## Material to process

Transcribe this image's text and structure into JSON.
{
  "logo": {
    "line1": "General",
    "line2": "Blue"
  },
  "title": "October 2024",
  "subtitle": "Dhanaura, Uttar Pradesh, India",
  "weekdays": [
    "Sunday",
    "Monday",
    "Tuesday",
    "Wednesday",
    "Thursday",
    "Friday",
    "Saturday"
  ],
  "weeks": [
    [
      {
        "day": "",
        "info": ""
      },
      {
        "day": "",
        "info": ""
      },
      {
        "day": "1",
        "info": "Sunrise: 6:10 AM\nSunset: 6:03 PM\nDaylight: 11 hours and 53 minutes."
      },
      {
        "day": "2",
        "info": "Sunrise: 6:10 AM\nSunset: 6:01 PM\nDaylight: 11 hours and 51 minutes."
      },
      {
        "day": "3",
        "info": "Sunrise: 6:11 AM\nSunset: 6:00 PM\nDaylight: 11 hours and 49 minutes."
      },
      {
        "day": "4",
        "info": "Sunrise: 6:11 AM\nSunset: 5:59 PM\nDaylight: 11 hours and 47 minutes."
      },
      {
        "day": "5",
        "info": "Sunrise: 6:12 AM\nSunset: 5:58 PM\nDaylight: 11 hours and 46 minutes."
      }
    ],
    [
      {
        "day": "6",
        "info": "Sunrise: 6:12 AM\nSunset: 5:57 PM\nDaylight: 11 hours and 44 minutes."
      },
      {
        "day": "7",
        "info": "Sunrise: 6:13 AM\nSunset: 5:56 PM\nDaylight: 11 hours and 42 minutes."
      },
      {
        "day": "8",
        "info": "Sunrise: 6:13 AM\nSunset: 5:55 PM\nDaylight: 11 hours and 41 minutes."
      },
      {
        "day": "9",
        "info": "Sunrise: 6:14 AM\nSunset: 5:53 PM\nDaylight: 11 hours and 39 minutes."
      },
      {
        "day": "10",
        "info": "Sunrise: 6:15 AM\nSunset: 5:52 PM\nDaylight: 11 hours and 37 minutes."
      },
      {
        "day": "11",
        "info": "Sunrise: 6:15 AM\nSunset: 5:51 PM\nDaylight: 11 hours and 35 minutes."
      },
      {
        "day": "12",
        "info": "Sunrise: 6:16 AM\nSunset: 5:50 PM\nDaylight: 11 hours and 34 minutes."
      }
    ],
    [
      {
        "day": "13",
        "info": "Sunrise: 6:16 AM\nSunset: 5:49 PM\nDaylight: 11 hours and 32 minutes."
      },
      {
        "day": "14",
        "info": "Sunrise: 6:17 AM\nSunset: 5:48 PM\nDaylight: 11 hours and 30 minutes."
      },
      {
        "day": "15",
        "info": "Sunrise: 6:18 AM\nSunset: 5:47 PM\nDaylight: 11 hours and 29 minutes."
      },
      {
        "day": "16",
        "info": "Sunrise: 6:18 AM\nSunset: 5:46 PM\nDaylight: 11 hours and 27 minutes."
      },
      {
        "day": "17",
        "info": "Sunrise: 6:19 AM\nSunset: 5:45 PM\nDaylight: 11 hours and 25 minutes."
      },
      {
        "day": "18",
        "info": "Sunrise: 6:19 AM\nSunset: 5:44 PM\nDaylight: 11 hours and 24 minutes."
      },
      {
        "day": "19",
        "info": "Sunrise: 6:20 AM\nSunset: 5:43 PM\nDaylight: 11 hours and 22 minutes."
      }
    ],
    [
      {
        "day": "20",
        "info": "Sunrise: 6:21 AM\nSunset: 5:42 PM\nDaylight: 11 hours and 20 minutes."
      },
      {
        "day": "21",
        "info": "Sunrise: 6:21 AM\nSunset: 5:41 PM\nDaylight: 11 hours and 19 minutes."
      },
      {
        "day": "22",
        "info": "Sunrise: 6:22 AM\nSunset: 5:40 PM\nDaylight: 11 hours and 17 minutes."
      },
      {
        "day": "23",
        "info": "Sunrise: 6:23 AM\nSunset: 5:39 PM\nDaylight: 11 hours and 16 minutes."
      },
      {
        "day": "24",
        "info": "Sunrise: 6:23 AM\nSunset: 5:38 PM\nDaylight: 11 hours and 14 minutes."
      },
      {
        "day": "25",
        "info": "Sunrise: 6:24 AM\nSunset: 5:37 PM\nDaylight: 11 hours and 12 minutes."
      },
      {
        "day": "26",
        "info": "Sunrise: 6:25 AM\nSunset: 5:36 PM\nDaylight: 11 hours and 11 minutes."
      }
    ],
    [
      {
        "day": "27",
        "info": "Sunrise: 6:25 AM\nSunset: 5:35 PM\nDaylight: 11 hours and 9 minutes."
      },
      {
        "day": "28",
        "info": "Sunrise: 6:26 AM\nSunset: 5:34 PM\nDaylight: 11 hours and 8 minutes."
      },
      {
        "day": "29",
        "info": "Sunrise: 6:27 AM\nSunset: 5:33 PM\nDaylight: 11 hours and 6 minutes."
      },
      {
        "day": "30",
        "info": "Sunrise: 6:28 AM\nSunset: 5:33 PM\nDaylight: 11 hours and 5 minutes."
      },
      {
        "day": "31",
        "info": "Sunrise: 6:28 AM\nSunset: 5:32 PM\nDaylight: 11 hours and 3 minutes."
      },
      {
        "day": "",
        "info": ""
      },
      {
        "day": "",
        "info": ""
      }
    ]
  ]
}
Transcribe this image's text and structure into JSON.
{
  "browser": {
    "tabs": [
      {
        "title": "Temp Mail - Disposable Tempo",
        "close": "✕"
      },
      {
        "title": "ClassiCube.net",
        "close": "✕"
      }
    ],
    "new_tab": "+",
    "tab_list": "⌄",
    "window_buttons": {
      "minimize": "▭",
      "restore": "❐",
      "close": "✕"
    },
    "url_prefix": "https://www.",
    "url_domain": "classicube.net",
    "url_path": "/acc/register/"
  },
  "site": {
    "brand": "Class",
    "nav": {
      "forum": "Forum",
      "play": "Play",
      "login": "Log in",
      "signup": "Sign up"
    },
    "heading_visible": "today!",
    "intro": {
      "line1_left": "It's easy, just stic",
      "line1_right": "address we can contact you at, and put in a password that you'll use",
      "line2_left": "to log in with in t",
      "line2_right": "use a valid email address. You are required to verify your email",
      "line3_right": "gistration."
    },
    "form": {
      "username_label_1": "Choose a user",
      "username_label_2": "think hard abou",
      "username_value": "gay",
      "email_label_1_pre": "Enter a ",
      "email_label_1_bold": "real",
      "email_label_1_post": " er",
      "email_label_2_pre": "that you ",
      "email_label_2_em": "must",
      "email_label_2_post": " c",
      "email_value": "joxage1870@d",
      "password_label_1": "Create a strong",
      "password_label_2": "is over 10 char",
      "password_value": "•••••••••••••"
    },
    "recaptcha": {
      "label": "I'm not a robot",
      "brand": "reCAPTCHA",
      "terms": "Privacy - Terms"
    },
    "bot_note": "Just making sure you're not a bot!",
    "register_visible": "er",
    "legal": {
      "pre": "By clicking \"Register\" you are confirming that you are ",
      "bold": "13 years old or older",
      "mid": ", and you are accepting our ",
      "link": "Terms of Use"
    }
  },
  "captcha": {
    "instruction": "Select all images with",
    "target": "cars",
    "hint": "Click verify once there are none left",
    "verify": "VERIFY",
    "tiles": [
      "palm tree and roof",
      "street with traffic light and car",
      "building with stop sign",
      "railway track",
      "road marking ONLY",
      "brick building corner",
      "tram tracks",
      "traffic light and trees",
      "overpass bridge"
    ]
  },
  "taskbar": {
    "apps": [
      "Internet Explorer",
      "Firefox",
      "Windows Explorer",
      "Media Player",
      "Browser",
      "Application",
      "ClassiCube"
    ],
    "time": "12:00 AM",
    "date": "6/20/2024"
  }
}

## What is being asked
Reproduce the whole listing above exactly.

## Result
Transcribe this image's text and structure into JSON.
{
  "logo": {
    "line1": "General",
    "line2": "Blue"
  },
  "title": "October 2024",
  "subtitle": "Dhanaura, Uttar Pradesh, India",
  "weekdays": [
    "Sunday",
    "Monday",
    "Tuesday",
    "Wednesday",
    "Thursday",
    "Friday",
    "Saturday"
  ],
  "weeks": [
    [
      {
        "day": "",
        "info": ""
      },
      {
        "day": "",
        "info": ""
      },
      {
        "day": "1",
        "info": "Sunrise: 6:10 AM\nSunset: 6:03 PM\nDaylight: 11 hours and 53 minutes."
      },
      {
        "day": "2",
        "info": "Sunrise: 6:10 AM\nSunset: 6:01 PM\nDaylight: 11 hours and 51 minutes."
      },
      {
        "day": "3",
        "info": "Sunrise: 6:11 AM\nSunset: 6:00 PM\nDaylight: 11 hours and 49 minutes."
      },
      {
        "day": "4",
        "info": "Sunrise: 6:11 AM\nSunset: 5:59 PM\nDaylight: 11 hours and 47 minutes."
      },
      {
        "day": "5",
        "info": "Sunrise: 6:12 AM\nSunset: 5:58 PM\nDaylight: 11 hours and 46 minutes."
      }
    ],
    [
      {
        "day": "6",
        "info": "Sunrise: 6:12 AM\nSunset: 5:57 PM\nDaylight: 11 hours and 44 minutes."
      },
      {
        "day": "7",
        "info": "Sunrise: 6:13 AM\nSunset: 5:56 PM\nDaylight: 11 hours and 42 minutes."
      },
      {
        "day": "8",
        "info": "Sunrise: 6:13 AM\nSunset: 5:55 PM\nDaylight: 11 hours and 41 minutes."
      },
      {
        "day": "9",
        "info": "Sunrise: 6:14 AM\nSunset: 5:53 PM\nDaylight: 11 hours and 39 minutes."
      },
      {
        "day": "10",
        "info": "Sunrise: 6:15 AM\nSunset: 5:52 PM\nDaylight: 11 hours and 37 minutes."
      },
      {
        "day": "11",
        "info": "Sunrise: 6:15 AM\nSunset: 5:51 PM\nDaylight: 11 hours and 35 minutes."
      },
      {
        "day": "12",
        "info": "Sunrise: 6:16 AM\nSunset: 5:50 PM\nDaylight: 11 hours and 34 minutes."
      }
    ],
    [
      {
        "day": "13",
        "info": "Sunrise: 6:16 AM\nSunset: 5:49 PM\nDaylight: 11 hours and 32 minutes."
      },
      {
        "day": "14",
        "info": "Sunrise: 6:17 AM\nSunset: 5:48 PM\nDaylight: 11 hours and 30 minutes."
      },
      {
        "day": "15",
        "info": "Sunrise: 6:18 AM\nSunset: 5:47 PM\nDaylight: 11 hours and 29 minutes."
      },
      {
        "day": "16",
        "info": "Sunrise: 6:18 AM\nSunset: 5:46 PM\nDaylight: 11 hours and 27 minutes."
      },
      {
        "day": "17",
        "info": "Sunrise: 6:19 AM\nSunset: 5:45 PM\nDaylight: 11 hours and 25 minutes."
      },
      {
        "day": "18",
        "info": "Sunrise: 6:19 AM\nSunset: 5:44 PM\nDaylight: 11 hours and 24 minutes."
      },
      {
        "day": "19",
        "info": "Sunrise: 6:20 AM\nSunset: 5:43 PM\nDaylight: 11 hours and 22 minutes."
      }
    ],
    [
      {
        "day": "20",
        "info": "Sunrise: 6:21 AM\nSunset: 5:42 PM\nDaylight: 11 hours and 20 minutes."
      },
      {
        "day": "21",
        "info": "Sunrise: 6:21 AM\nSunset: 5:41 PM\nDaylight: 11 hours and 19 minutes."
      },
      {
        "day": "22",
        "info": "Sunrise: 6:22 AM\nSunset: 5:40 PM\nDaylight: 11 hours and 17 minutes."
      },
      {
        "day": "23",
        "info": "Sunrise: 6:23 AM\nSunset: 5:39 PM\nDaylight: 11 hours and 16 minutes."
      },
      {
        "day": "24",
        "info": "Sunrise: 6:23 AM\nSunset: 5:38 PM\nDaylight: 11 hours and 14 minutes."
      },
      {
        "day": "25",
        "info": "Sunrise: 6:24 AM\nSunset: 5:37 PM\nDaylight: 11 hours and 12 minutes."
      },
      {
        "day": "26",
        "info": "Sunrise: 6:25 AM\nSunset: 5:36 PM\nDaylight: 11 hours and 11 minutes."
      }
    ],
    [
      {
        "day": "27",
        "info": "Sunrise: 6:25 AM\nSunset: 5:35 PM\nDaylight: 11 hours and 9 minutes."
      },
      {
        "day": "28",
        "info": "Sunrise: 6:26 AM\nSunset: 5:34 PM\nDaylight: 11 hours and 8 minutes."
      },
      {
        "day": "29",
        "info": "Sunrise: 6:27 AM\nSunset: 5:33 PM\nDaylight: 11 hours and 6 minutes."
      },
      {
        "day": "30",
        "info": "Sunrise: 6:28 AM\nSunset: 5:33 PM\nDaylight: 11 hours and 5 minutes."
      },
      {
        "day": "31",
        "info": "Sunrise: 6:28 AM\nSunset: 5:32 PM\nDaylight: 11 hours and 3 minutes."
      },
      {
        "day": "",
        "info": ""
      },
      {
        "day": "",
        "info": ""
      }
    ]
  ]
}
Transcribe this image's text and structure into JSON.
{
  "browser": {
    "tabs": [
      {
        "title": "Temp Mail - Disposable Tempo",
        "close": "✕"
      },
      {
        "title": "ClassiCube.net",
        "close": "✕"
      }
    ],
    "new_tab": "+",
    "tab_list": "⌄",
    "window_buttons": {
      "minimize": "▭",
      "restore": "❐",
      "close": "✕"
    },
    "url_prefix": "https://www.",
    "url_domain": "classicube.net",
    "url_path": "/acc/register/"
  },
  "site": {
    "brand": "Class",
    "nav": {
      "forum": "Forum",
      "play": "Play",
      "login": "Log in",
      "signup": "Sign up"
    },
    "heading_visible": "today!",
    "intro": {
      "line1_left": "It's easy, just stic",
      "line1_right": "address we can contact you at, and put in a password that you'll use",
      "line2_left": "to log in with in t",
      "line2_right": "use a valid email address. You are required to verify your email",
      "line3_right": "gistration."
    },
    "form": {
      "username_label_1": "Choose a user",
      "username_label_2": "think hard abou",
      "username_value": "gay",
      "email_label_1_pre": "Enter a ",
      "email_label_1_bold": "real",
      "email_label_1_post": " er",
      "email_label_2_pre": "that you ",
      "email_label_2_em": "must",
      "email_label_2_post": " c",
      "email_value": "joxage1870@d",
      "password_label_1": "Create a strong",
      "password_label_2": "is over 10 char",
      "password_value": "•••••••••••••"
    },
    "recaptcha": {
      "label": "I'm not a robot",
      "brand": "reCAPTCHA",
      "terms": "Privacy - Terms"
    },
    "bot_note": "Just making sure you're not a bot!",
    "register_visible": "er",
    "legal": {
      "pre": "By clicking \"Register\" you are confirming that you are ",
      "bold": "13 years old or older",
      "mid": ", and you are accepting our ",
      "link": "Terms of Use"
    }
  },
  "captcha": {
    "instruction": "Select all images with",
    "target": "cars",
    "hint": "Click verify once there are none left",
    "verify": "VERIFY",
    "tiles": [
      "palm tree and roof",
      "street with traffic light and car",
      "building with stop sign",
      "railway track",
      "road marking ONLY",
      "brick building corner",
      "tram tracks",
      "traffic light and trees",
      "overpass bridge"
    ]
  },
  "taskbar": {
    "apps": [
      "Internet Explorer",
      "Firefox",
      "Windows Explorer",
      "Media Player",
      "Browser",
      "Application",
      "ClassiCube"
    ],
    "time": "12:00 AM",
    "date": "6/20/2024"
  }
}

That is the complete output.